Work Place Complaints

I learned early in my career that questioning management in the private sector can have negative consequences.  My first lesson came when I attended a national conference conducted by the organization I worked for and I stood up to ask a question at a plenary session.  My question was not hostile and was asked only after the speaker opened the floor for questions.  When I sat down, a more experienced employee sitting next to me asked if I was crazy.  He pointed out that you never raised real questions in this organization if you were interested in keeping your job.  Apparently, he was right because I felt the need to find a new job within a few weeks of the event.

I have always believed that any organization that discourages questions about perceived wrongdoing, inefficiencies, or any other related issue is dysfunctional and stagnant.  Employees have to believe that their legitimate complaints will be heard and treated appropriately or the organization will not be able to keep competent people.

I have written many times that I believe the City of Albany is a great place to work, and I have never witnessed retaliation against any employee for expressing their honest opinion about the City or how it operates.  I can think of a number of occasions where employees have brought complaints to me or to directors that allowed us to improve the organization by making some changes.  I also know that even in the best workplaces, there is potential for a manager or supervisor to retaliate against a subordinate.
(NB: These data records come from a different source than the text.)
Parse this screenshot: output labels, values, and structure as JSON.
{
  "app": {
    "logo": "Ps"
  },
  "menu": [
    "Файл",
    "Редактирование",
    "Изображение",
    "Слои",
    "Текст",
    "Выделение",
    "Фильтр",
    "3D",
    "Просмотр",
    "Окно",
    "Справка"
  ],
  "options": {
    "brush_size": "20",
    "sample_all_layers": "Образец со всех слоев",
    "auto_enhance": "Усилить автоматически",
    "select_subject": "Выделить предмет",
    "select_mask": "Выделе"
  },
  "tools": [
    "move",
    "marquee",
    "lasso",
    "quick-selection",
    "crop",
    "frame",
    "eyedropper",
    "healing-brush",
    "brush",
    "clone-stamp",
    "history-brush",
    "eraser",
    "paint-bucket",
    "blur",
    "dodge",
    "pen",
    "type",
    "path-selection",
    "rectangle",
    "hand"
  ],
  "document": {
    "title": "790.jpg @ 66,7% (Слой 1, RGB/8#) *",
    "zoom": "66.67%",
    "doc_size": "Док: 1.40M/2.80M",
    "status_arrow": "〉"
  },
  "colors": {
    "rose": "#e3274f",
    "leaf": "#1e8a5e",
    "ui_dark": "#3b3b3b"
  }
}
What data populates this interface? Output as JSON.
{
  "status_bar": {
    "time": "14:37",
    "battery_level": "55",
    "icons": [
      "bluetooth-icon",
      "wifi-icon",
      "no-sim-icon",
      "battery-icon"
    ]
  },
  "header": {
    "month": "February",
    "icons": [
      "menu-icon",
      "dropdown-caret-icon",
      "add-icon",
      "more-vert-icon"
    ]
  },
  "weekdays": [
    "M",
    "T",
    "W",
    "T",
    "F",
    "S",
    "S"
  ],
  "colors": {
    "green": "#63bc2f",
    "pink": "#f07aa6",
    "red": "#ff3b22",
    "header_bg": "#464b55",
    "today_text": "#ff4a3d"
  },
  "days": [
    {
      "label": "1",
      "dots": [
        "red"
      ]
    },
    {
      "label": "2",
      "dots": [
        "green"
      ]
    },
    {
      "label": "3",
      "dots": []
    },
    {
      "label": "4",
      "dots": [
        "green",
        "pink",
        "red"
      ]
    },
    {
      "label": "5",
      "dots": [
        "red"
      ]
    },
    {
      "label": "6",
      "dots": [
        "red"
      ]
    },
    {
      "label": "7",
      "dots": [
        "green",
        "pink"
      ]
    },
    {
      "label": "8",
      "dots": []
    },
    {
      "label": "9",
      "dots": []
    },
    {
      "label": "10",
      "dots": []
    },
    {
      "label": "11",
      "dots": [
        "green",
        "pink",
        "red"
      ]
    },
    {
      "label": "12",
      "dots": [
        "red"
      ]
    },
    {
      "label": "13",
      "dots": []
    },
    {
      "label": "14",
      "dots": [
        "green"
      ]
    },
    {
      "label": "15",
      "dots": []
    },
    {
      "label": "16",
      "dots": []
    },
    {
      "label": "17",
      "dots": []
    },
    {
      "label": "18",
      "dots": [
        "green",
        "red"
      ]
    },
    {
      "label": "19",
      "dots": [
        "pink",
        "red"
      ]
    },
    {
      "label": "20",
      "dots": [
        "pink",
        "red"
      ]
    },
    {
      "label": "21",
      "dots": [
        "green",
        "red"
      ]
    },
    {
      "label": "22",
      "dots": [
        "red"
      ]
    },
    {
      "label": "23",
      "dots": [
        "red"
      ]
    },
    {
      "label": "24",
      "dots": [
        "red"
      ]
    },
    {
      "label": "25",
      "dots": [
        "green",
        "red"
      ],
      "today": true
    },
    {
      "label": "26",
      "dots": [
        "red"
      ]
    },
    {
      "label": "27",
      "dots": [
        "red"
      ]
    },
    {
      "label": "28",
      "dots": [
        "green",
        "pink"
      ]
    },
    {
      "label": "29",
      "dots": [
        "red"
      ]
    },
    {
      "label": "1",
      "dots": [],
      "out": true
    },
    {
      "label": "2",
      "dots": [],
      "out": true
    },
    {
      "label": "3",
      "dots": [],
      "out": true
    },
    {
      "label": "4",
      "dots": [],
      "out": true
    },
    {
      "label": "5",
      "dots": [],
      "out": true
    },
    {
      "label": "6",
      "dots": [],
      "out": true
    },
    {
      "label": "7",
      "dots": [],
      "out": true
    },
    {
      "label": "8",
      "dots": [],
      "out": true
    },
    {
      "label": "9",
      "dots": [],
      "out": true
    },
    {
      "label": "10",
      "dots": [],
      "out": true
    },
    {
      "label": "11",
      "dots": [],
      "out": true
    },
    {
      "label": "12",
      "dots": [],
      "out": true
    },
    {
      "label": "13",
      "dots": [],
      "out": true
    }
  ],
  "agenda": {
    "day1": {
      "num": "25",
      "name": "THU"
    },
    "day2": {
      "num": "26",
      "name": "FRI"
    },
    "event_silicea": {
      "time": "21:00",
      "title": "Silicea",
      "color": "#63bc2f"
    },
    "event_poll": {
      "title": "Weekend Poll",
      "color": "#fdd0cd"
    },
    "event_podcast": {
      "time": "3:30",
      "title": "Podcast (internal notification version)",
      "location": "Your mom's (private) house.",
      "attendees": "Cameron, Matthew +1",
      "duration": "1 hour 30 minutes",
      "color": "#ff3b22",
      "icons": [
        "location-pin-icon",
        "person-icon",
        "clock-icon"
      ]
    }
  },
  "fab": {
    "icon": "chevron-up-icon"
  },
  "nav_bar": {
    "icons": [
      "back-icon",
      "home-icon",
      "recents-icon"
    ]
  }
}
The best insurance against retaliation for a workplace complaint is to make sure that the appropriate people know about it.  If there is a serious complaint against a manager or some city practice, informing the supervisor, department director, human resources director, city manager, and union representative (for represented positions) makes retaliation very difficult.  Documenting the complaint and backing it up with something more than an opinion are also important steps.  The advent of e-mail makes it very easy to inform and document.

I find it extremely frustrating when I hear anonymous complaints that offer no evidence to support a serious allegation.  While I will look into any accusation of wrongdoing against any city employee, there is very little I or anyone else can or should do if there is no identifiable witness or credible evidence to support the claim.

The most important lesson I learned from my first experience with retaliation was that I would never accept it if I encountered it again.  As an employee, I would choose not to work for a place where it was accepted and as a manager, I would not tolerate it.  The one example I encountered in another city resulted in sustaining an employee’s grievance and the termination of a supervisor.  Employees should always feel free to report problems when they see them without fear of retribution.